Grit and resilience are words you’ve probably heard tossed around, but what do these abstract concepts really mean, and why are they essential skills for entrepreneurs?
Angela Lee Duckworth, a psychologist at the University of Pennsylvania best known for her TED talk “The Power of Passion and Perseverance,” defines grit as “passion and perseverance for very long term goals.” Contrary to popular belief, research shows that talent doesn’t actually make you gritty. Grit is usually unrelated, and in some cases inversely related, to measures of talent. Duckworth suggests that sticking with your future, treating life like a marathon and not a sprint, is a clear-cut way to achieving success. See the TED Talk here: https://www.youtube.com/watch?v=H14bBuluwB8

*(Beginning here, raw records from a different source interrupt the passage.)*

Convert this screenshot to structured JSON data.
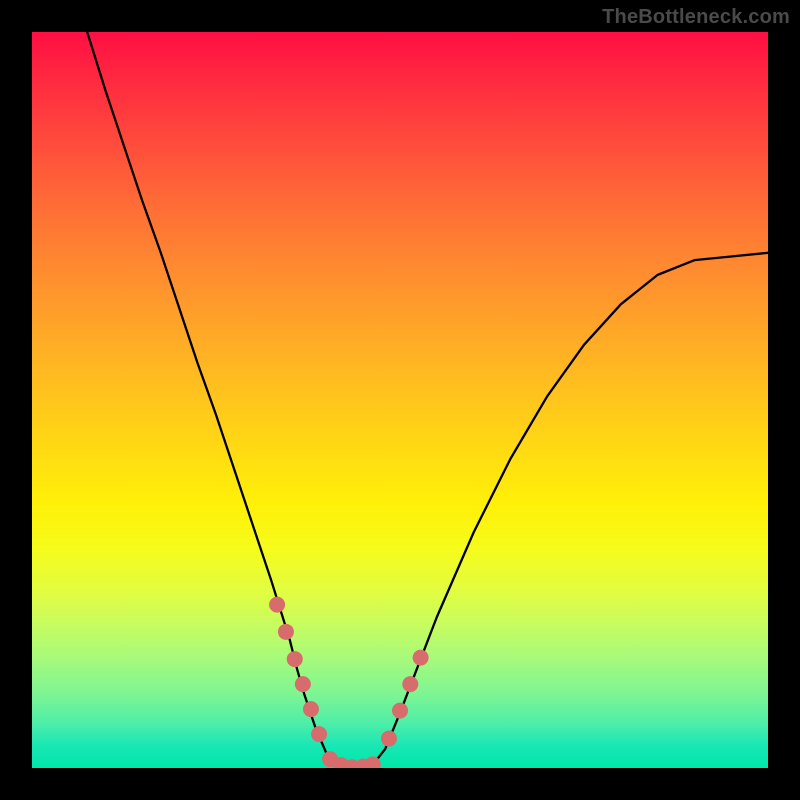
{
  "watermark": "TheBottleneck.com",
  "chart_data": {
    "type": "line",
    "title": "",
    "xlabel": "",
    "ylabel": "",
    "xlim": [
      0,
      100
    ],
    "ylim": [
      0,
      100
    ],
    "note": "Axes are implicit (no tick labels shown). Values estimated from pixel positions; y is percentage height of the curve from the bottom of the gradient panel.",
    "series": [
      {
        "name": "curve",
        "x": [
          7.5,
          10,
          12.5,
          15,
          17.5,
          20,
          22.5,
          25,
          27.5,
          30,
          32.5,
          35,
          36,
          37,
          38.5,
          40,
          42.5,
          45,
          46.5,
          48,
          50,
          52.5,
          55,
          60,
          65,
          70,
          75,
          80,
          85,
          90,
          95,
          100
        ],
        "y": [
          100,
          92,
          84.5,
          77,
          70,
          62.5,
          55,
          48,
          40.5,
          33,
          25.5,
          17.5,
          13.5,
          10,
          5.5,
          2,
          0,
          0,
          0.7,
          2.6,
          7.5,
          14,
          20.5,
          32,
          42,
          50.5,
          57.5,
          63,
          67,
          69,
          69.5,
          70
        ],
        "stroke": "#000000",
        "stroke_width": 2.3
      }
    ],
    "markers": [
      {
        "name": "left-cluster",
        "color": "#d86b6b",
        "points": [
          {
            "x": 33.3,
            "y": 22.2
          },
          {
            "x": 34.5,
            "y": 18.5
          },
          {
            "x": 35.7,
            "y": 14.8
          },
          {
            "x": 36.8,
            "y": 11.4
          },
          {
            "x": 37.9,
            "y": 8.0
          },
          {
            "x": 39.0,
            "y": 4.6
          }
        ],
        "radius": 8
      },
      {
        "name": "bottom-cluster",
        "color": "#d86b6b",
        "points": [
          {
            "x": 40.5,
            "y": 1.2
          },
          {
            "x": 42.0,
            "y": 0.4
          },
          {
            "x": 43.5,
            "y": 0.1
          },
          {
            "x": 45.0,
            "y": 0.2
          },
          {
            "x": 46.3,
            "y": 0.5
          }
        ],
        "radius": 8
      },
      {
        "name": "right-cluster",
        "color": "#d86b6b",
        "points": [
          {
            "x": 48.5,
            "y": 4.0
          },
          {
            "x": 50.0,
            "y": 7.8
          },
          {
            "x": 51.4,
            "y": 11.4
          },
          {
            "x": 52.8,
            "y": 15.0
          }
        ],
        "radius": 8
      }
    ],
    "background_gradient": {
      "orientation": "vertical",
      "stops": [
        {
          "pos": 0.0,
          "color": "#ff0f43"
        },
        {
          "pos": 0.5,
          "color": "#ffd000"
        },
        {
          "pos": 0.8,
          "color": "#d8ff40"
        },
        {
          "pos": 1.0,
          "color": "#00e7a8"
        }
      ]
    }
  }
}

Resilience, on the other hand, is a little more nuanced. Broadly, resilience refers to a dynamic process that involves adapting positively to stressors, or “bouncing back” in the face of adversity. The ability to respond productively to family and relationship problems, financial difficulties, workplace conflicts, or other significant sources of stress involves profound personal growth, and empowers you to improve your life along the way.
Before we jump into some tips and tricks, let’s talk about the growth mindset. Carol Dweck, a psychologist at Stanford University, proposes that a growth mindset is the best way to develop grit and resilience, through the belief that the ability to learn can change with effort. In other words, failure isn’t a fixed condition. Dweck’s research has found that four key factors influence levels of grit and resilience:

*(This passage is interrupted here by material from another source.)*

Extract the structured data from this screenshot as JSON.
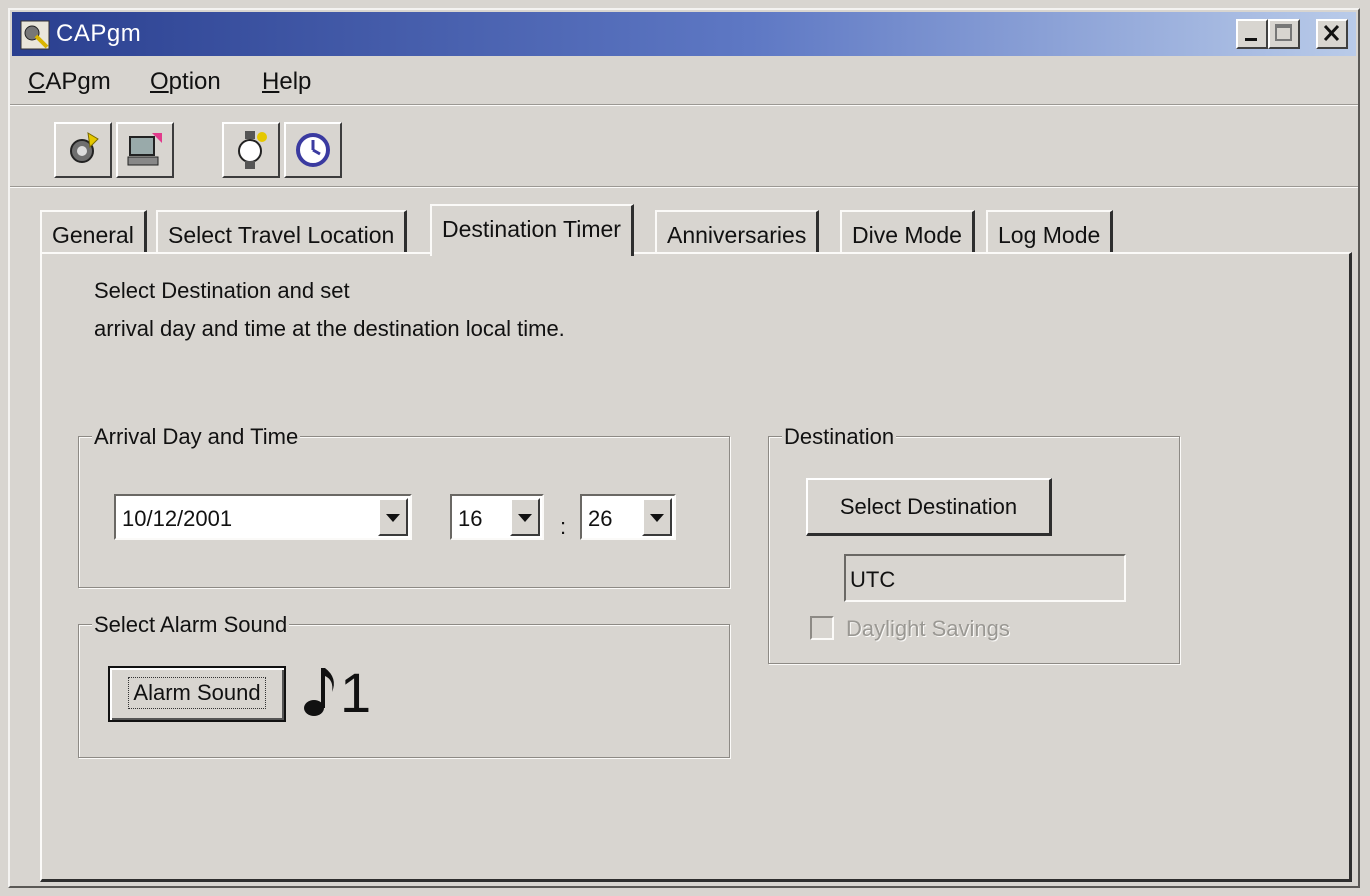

Here are 5 key ways you can develop grit and resilience to build a growth mindset.
While praising and rewarding effort is certainly important, perhaps even more significant is the ability to acknowledge the process that led to your success. Parsing through the details of your hard work might seem tedious at first, but this kind of scrutiny enables you to identify which steps helped you achieve your goal, and which steps need to be modified in the future.

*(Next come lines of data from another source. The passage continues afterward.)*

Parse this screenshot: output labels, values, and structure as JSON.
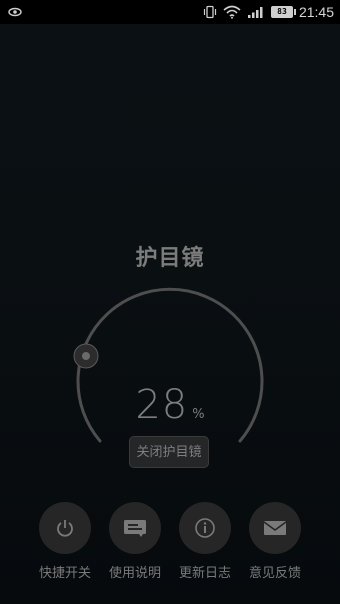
{
  "status_bar": {
    "time": "21:45",
    "battery": "83",
    "icons": [
      "eye-icon",
      "vibrate-icon",
      "wifi-icon",
      "signal-icon",
      "battery-icon"
    ]
  },
  "app": {
    "title": "护目镜",
    "level_value": "28",
    "level_unit": "%",
    "toggle_label": "关闭护目镜"
  },
  "menu": {
    "items": [
      {
        "label": "快捷开关",
        "icon": "power-icon"
      },
      {
        "label": "使用说明",
        "icon": "instructions-icon"
      },
      {
        "label": "更新日志",
        "icon": "info-icon"
      },
      {
        "label": "意见反馈",
        "icon": "mail-icon"
      }
    ]
  },
  "colors": {
    "background": "#0a0f12",
    "dial_arc": "#5a5a5a",
    "text": "#7c7c7c"
  }
}
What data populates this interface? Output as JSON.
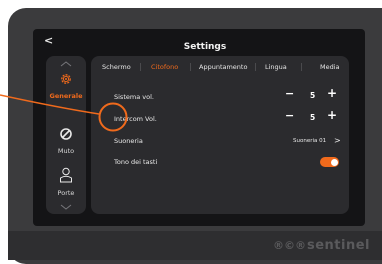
{
  "header": {
    "title": "Settings",
    "back_glyph": "<"
  },
  "sidebar": {
    "items": [
      {
        "label": "Generale",
        "icon": "gear-icon"
      },
      {
        "label": "Muto",
        "icon": "mute-icon"
      },
      {
        "label": "Porte",
        "icon": "door-icon"
      }
    ]
  },
  "tabs": [
    {
      "label": "Schermo"
    },
    {
      "label": "Citofono"
    },
    {
      "label": "Appuntamento"
    },
    {
      "label": "Lingua"
    },
    {
      "label": "Media"
    }
  ],
  "settings": {
    "system_volume": {
      "label": "Sistema vol.",
      "value": "5",
      "minus": "−",
      "plus": "+"
    },
    "intercom_volume": {
      "label": "Intercom Vol.",
      "value": "5",
      "minus": "−",
      "plus": "+"
    },
    "ringtone": {
      "label": "Suoneria",
      "value": "Suoneria 01",
      "arrow": ">"
    },
    "key_tone": {
      "label": "Tono dei tasti",
      "enabled": true
    }
  },
  "brand": {
    "mark": "®©®",
    "name": "sentinel"
  },
  "colors": {
    "accent": "#f06a1c",
    "panel": "#2b2b2e",
    "screen": "#141416",
    "bezel": "#3b3b3d"
  }
}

Critical feedback, weather from a supervisor, employee, or even a family member, is often quite uncomfortable. For those looking to develop grit and resilience, it is essential to find useful nuggets of information embedded in these kinds of critical messages, and use them to improve performance. If you find that feedback you’ve been given is poorly phrased or worded, try distancing yourself from your initial emotional response and ask for clarification. Once you’ve taken some time to understand the feedback, make an effort to follow up. This indicates that you’re invested in the process of self-improvement and have taken the time to come up with strategies to help you improve.
After a tough day in the field, it’s hard to keep going; you’re probably exhausted and are suffering from a lack of motivation. In these moments of distress and exhaustion, resilience can be built. During hard times it’s certainly necessary to validate your emotions, but it’s also important to promote self-growth by asking “What can I do to solve this problem?” If it seems like the problem is too big to tackle at once, break it down into smaller, more manageable pieces or ask a friend or coworker to help. Taking initiative to solve these problems is a valuable reminder that you can summon purpose throughout even the most stressful moments.
Thinking about your purpose in life seems like a daunting task. As it turns out, you don’t need to have a spiritual revelation or embark on a year-long retreat to determine how you want to make a mark on this world. Simply pursuing your passion can help you identify the value-drivers that will enable you to cultivate a sense of meaning in your daily life; these can be things like contributions to society, belonging to a community, status and relevance. Knowing your “why” can make everything you do that much more meaningful.
As the world has evolved, humans have become more productive, and life seems to have become much busier as a result. Between meetings, presentations, training and seminars it may seem like there’s hardly any time to rest and recharge. Amidst the seemingly nonstop commotion of everyday life, it’s more important than ever to take a moment to pause and reflect on all that you’ve achieved. While consistent learning is essential in developing a growth mindset, it is equally necessary to take a moment of pause or else risk job burnout, a special type of work-related stress that can occur in those who don’t maintain a sustainable work-life balance.
At the end of the day, a growth mindset encourages individuals to perceive challenges as opportunities to learn, rather than insurmountable obstacles.
Bonus: we’ve developed a grit scale so you can see how gritty you really are! (https://angeladuckworth.com/grit-scale/)